His personal life was not without drama. His wife, poet Delphine Daffis, whose hand in marriage he won in a pool game, left him before the birth of their third child. Yet he returned to her after more than 30 years of separation, only to die within days of her passing. His reputed lover Sarah Bernhardt, for whom he cooked a meal of scrambled eggs and Moët until the day she died (according to rumor), could never be his alone.

And then there was the matter of missing money at the Savoy Hotel in London and charges of extortion. Both he and Cesar Ritz were dismissed in 1898 for using hotel property (wines, liquor, food and luxury items) to court investors for their own venture, the Ritz Hotel Development Co. They were also accused by hotel owner Richard D'Oyly Carte (Gilbert & Sullivan's producer and founder of the D'Oyly Carte Opera Company) of extorting commissions from suppliers, reselling and repurposing of goods, and accepting short weights on food deliveries. The firing of Escoffier and Ritz made headlines worldwide.
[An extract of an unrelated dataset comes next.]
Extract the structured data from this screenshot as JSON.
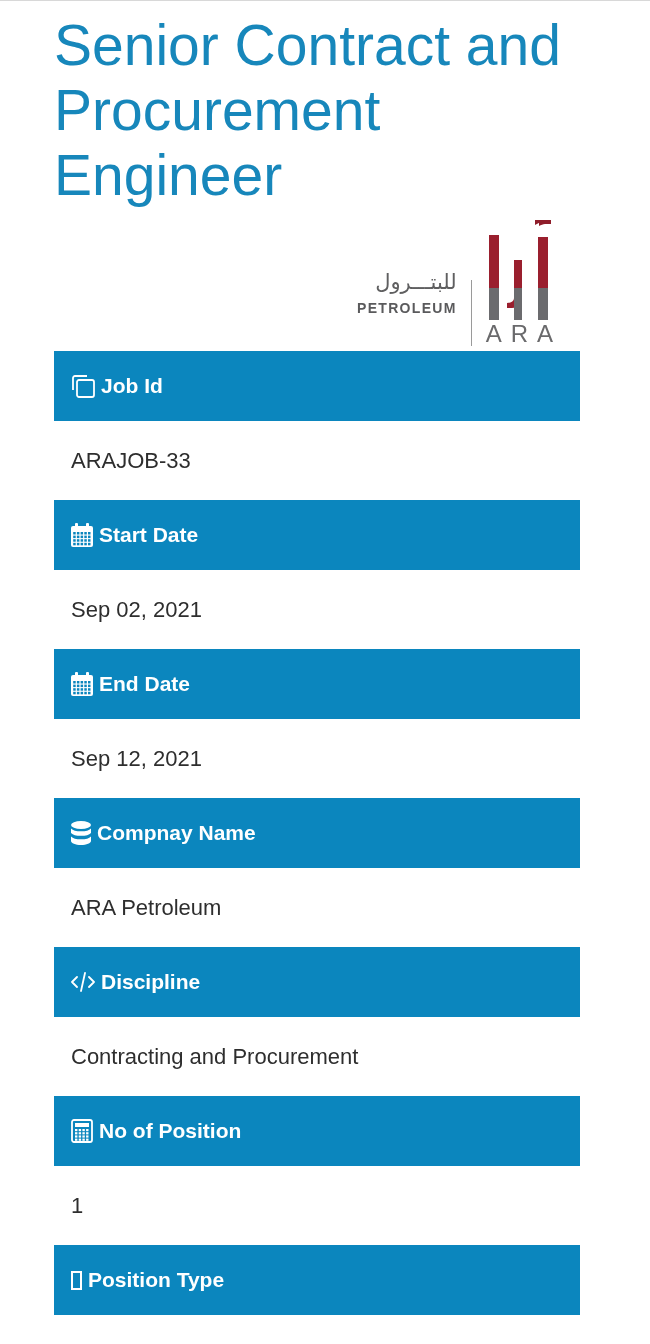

While Escoffier was far from a saint, he considered himself a devout Catholic and spent a great deal of time and money fighting hunger in London alongside the Little Sisters of the Poor.

Still influential today

Escoffier is the father of our current foodie nation. Julia Child took his simple approach and made it accessible for Americans -- and set off a revolution. And then, there's that McDonald's connection.

Not only did Escoffier, the Henry Ford of cooking, create the brigade system (the McDonald brothers called it the "Speedee Service System"), but he also created the secret behind their wonderful fries.

A few years ago, it was revealed that the chain included beef fat and beef flavorings in the frying fat. The beef imparted a background note, just as Escoffier's stock did, a "deliciousness" that silently gave the product a distinctive taste.

And what was the plight of Escoffier's customers? The same as for those who eat at McDonald's: the disease of kings, gout, and obesity.

  • N.M. Kelby of St. Paul is the author of the recently published novel "White Truffles in Winter," a fictionalized account of Escoffier. Reach her at nmkelby@yahoo.com or at her website, nmkelby.com.